## Records
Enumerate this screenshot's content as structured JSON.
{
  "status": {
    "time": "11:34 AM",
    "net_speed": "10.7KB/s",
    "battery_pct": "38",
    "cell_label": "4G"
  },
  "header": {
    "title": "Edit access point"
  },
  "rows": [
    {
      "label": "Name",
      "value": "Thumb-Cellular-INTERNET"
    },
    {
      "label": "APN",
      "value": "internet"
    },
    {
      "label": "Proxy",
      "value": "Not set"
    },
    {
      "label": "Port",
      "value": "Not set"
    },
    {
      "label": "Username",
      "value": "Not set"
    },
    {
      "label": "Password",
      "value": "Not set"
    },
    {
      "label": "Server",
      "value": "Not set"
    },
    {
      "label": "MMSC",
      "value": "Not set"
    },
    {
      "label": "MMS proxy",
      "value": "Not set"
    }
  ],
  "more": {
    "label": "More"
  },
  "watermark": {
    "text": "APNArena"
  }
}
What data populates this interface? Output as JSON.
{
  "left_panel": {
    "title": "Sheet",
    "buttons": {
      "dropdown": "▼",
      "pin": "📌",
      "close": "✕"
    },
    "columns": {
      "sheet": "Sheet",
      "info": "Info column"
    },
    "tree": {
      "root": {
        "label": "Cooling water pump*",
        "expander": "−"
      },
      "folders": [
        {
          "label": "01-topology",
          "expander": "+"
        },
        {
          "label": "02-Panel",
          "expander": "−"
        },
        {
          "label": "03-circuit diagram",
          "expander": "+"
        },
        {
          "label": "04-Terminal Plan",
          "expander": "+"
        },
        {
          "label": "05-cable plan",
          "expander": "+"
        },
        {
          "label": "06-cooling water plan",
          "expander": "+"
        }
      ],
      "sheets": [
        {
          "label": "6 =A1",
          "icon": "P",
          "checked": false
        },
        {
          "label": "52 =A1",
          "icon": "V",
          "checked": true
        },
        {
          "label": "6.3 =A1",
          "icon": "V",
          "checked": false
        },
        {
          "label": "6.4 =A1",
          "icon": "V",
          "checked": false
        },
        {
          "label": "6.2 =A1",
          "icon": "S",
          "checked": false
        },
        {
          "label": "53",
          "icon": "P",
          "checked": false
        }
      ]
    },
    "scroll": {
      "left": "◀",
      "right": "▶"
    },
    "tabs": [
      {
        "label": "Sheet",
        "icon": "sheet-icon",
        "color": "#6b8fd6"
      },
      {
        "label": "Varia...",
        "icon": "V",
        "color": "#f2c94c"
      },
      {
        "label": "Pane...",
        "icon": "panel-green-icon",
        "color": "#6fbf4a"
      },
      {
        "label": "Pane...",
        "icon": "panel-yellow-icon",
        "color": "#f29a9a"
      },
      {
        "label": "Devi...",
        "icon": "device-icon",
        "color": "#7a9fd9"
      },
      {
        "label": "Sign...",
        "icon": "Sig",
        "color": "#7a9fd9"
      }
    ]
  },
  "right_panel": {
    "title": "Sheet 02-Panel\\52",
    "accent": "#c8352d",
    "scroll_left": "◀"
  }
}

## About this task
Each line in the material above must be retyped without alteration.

## Response for this exercise
Enumerate this screenshot's content as structured JSON.
{
  "status": {
    "time": "11:34 AM",
    "net_speed": "10.7KB/s",
    "battery_pct": "38",
    "cell_label": "4G"
  },
  "header": {
    "title": "Edit access point"
  },
  "rows": [
    {
      "label": "Name",
      "value": "Thumb-Cellular-INTERNET"
    },
    {
      "label": "APN",
      "value": "internet"
    },
    {
      "label": "Proxy",
      "value": "Not set"
    },
    {
      "label": "Port",
      "value": "Not set"
    },
    {
      "label": "Username",
      "value": "Not set"
    },
    {
      "label": "Password",
      "value": "Not set"
    },
    {
      "label": "Server",
      "value": "Not set"
    },
    {
      "label": "MMSC",
      "value": "Not set"
    },
    {
      "label": "MMS proxy",
      "value": "Not set"
    }
  ],
  "more": {
    "label": "More"
  },
  "watermark": {
    "text": "APNArena"
  }
}
What data populates this interface? Output as JSON.
{
  "left_panel": {
    "title": "Sheet",
    "buttons": {
      "dropdown": "▼",
      "pin": "📌",
      "close": "✕"
    },
    "columns": {
      "sheet": "Sheet",
      "info": "Info column"
    },
    "tree": {
      "root": {
        "label": "Cooling water pump*",
        "expander": "−"
      },
      "folders": [
        {
          "label": "01-topology",
          "expander": "+"
        },
        {
          "label": "02-Panel",
          "expander": "−"
        },
        {
          "label": "03-circuit diagram",
          "expander": "+"
        },
        {
          "label": "04-Terminal Plan",
          "expander": "+"
        },
        {
          "label": "05-cable plan",
          "expander": "+"
        },
        {
          "label": "06-cooling water plan",
          "expander": "+"
        }
      ],
      "sheets": [
        {
          "label": "6 =A1",
          "icon": "P",
          "checked": false
        },
        {
          "label": "52 =A1",
          "icon": "V",
          "checked": true
        },
        {
          "label": "6.3 =A1",
          "icon": "V",
          "checked": false
        },
        {
          "label": "6.4 =A1",
          "icon": "V",
          "checked": false
        },
        {
          "label": "6.2 =A1",
          "icon": "S",
          "checked": false
        },
        {
          "label": "53",
          "icon": "P",
          "checked": false
        }
      ]
    },
    "scroll": {
      "left": "◀",
      "right": "▶"
    },
    "tabs": [
      {
        "label": "Sheet",
        "icon": "sheet-icon",
        "color": "#6b8fd6"
      },
      {
        "label": "Varia...",
        "icon": "V",
        "color": "#f2c94c"
      },
      {
        "label": "Pane...",
        "icon": "panel-green-icon",
        "color": "#6fbf4a"
      },
      {
        "label": "Pane...",
        "icon": "panel-yellow-icon",
        "color": "#f29a9a"
      },
      {
        "label": "Devi...",
        "icon": "device-icon",
        "color": "#7a9fd9"
      },
      {
        "label": "Sign...",
        "icon": "Sig",
        "color": "#7a9fd9"
      }
    ]
  },
  "right_panel": {
    "title": "Sheet 02-Panel\\52",
    "accent": "#c8352d",
    "scroll_left": "◀"
  }
}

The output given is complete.